_Extracted information:_
################

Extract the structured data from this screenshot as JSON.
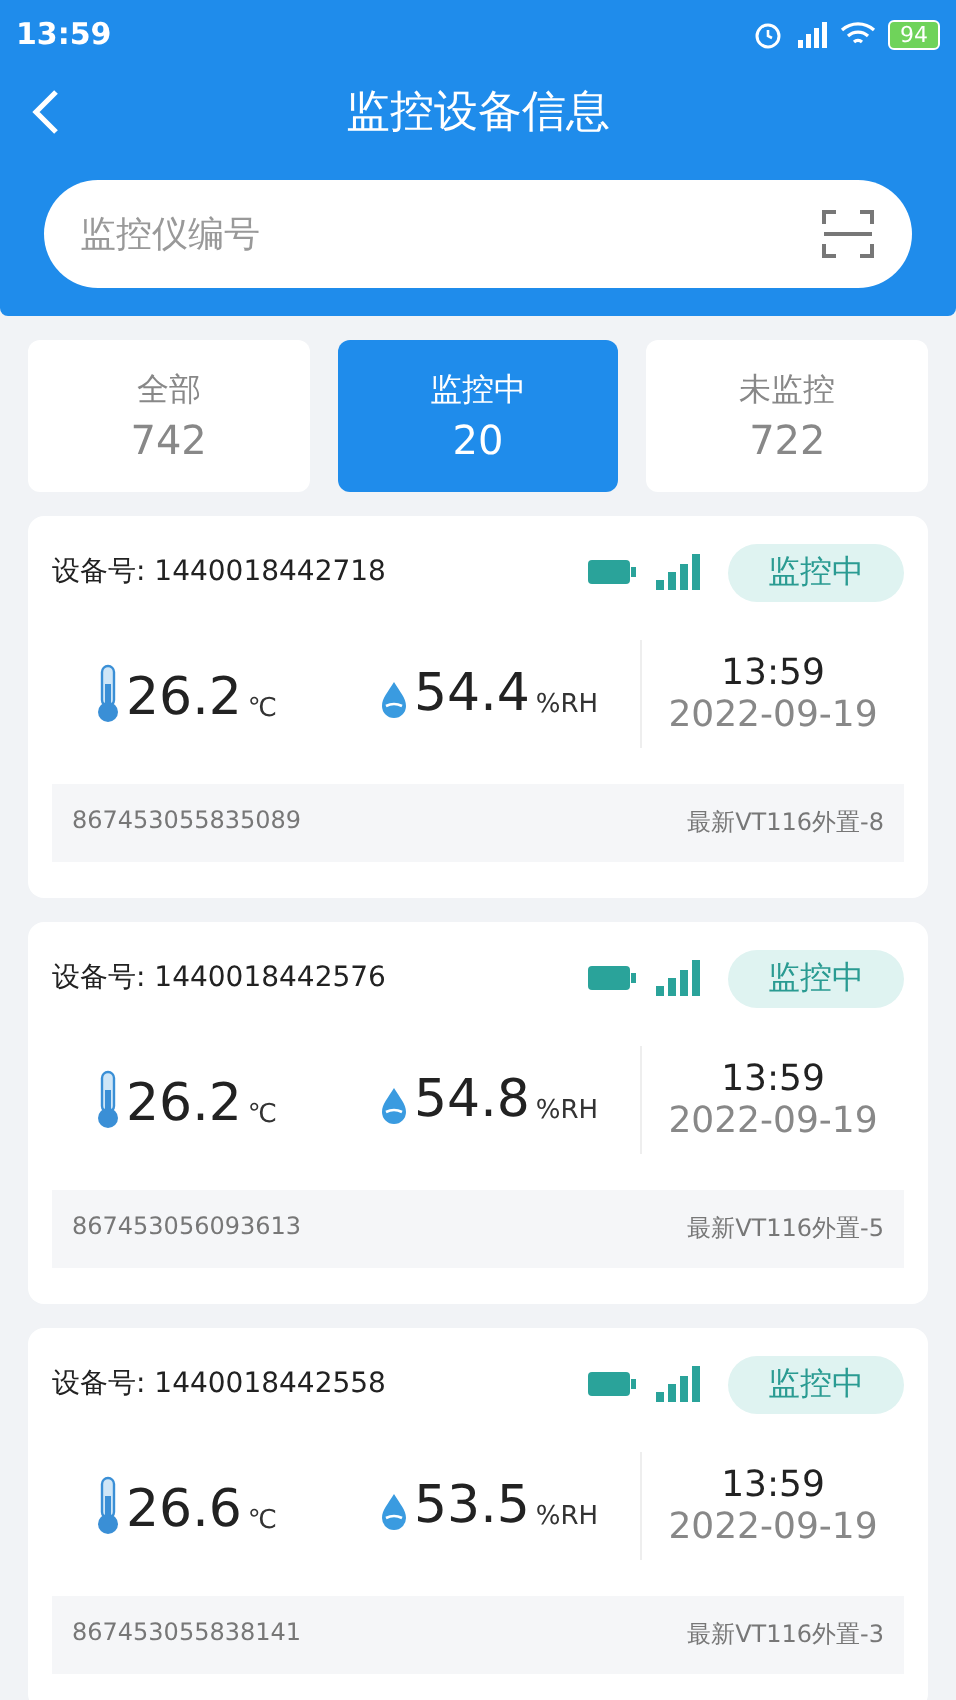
{
  "status_bar": {
    "time": "13:59",
    "battery": "94"
  },
  "header": {
    "title": "监控设备信息"
  },
  "search": {
    "placeholder": "监控仪编号"
  },
  "tabs": [
    {
      "label": "全部",
      "count": "742",
      "selected": false
    },
    {
      "label": "监控中",
      "count": "20",
      "selected": true
    },
    {
      "label": "未监控",
      "count": "722",
      "selected": false
    }
  ],
  "devices": [
    {
      "device_label": "设备号: 1440018442718",
      "status": "监控中",
      "temperature": "26.2",
      "temp_unit": "℃",
      "humidity": "54.4",
      "humidity_unit": "%RH",
      "time": "13:59",
      "date": "2022-09-19",
      "serial": "867453055835089",
      "model": "最新VT116外置-8"
    },
    {
      "device_label": "设备号: 1440018442576",
      "status": "监控中",
      "temperature": "26.2",
      "temp_unit": "℃",
      "humidity": "54.8",
      "humidity_unit": "%RH",
      "time": "13:59",
      "date": "2022-09-19",
      "serial": "867453056093613",
      "model": "最新VT116外置-5"
    },
    {
      "device_label": "设备号: 1440018442558",
      "status": "监控中",
      "temperature": "26.6",
      "temp_unit": "℃",
      "humidity": "53.5",
      "humidity_unit": "%RH",
      "time": "13:59",
      "date": "2022-09-19",
      "serial": "867453055838141",
      "model": "最新VT116外置-3"
    }
  ]
}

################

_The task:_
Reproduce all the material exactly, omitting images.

_Solved problem:_
Extract the structured data from this screenshot as JSON.
{
  "status_bar": {
    "time": "13:59",
    "battery": "94"
  },
  "header": {
    "title": "监控设备信息"
  },
  "search": {
    "placeholder": "监控仪编号"
  },
  "tabs": [
    {
      "label": "全部",
      "count": "742",
      "selected": false
    },
    {
      "label": "监控中",
      "count": "20",
      "selected": true
    },
    {
      "label": "未监控",
      "count": "722",
      "selected": false
    }
  ],
  "devices": [
    {
      "device_label": "设备号: 1440018442718",
      "status": "监控中",
      "temperature": "26.2",
      "temp_unit": "℃",
      "humidity": "54.4",
      "humidity_unit": "%RH",
      "time": "13:59",
      "date": "2022-09-19",
      "serial": "867453055835089",
      "model": "最新VT116外置-8"
    },
    {
      "device_label": "设备号: 1440018442576",
      "status": "监控中",
      "temperature": "26.2",
      "temp_unit": "℃",
      "humidity": "54.8",
      "humidity_unit": "%RH",
      "time": "13:59",
      "date": "2022-09-19",
      "serial": "867453056093613",
      "model": "最新VT116外置-5"
    },
    {
      "device_label": "设备号: 1440018442558",
      "status": "监控中",
      "temperature": "26.6",
      "temp_unit": "℃",
      "humidity": "53.5",
      "humidity_unit": "%RH",
      "time": "13:59",
      "date": "2022-09-19",
      "serial": "867453055838141",
      "model": "最新VT116外置-3"
    }
  ]
}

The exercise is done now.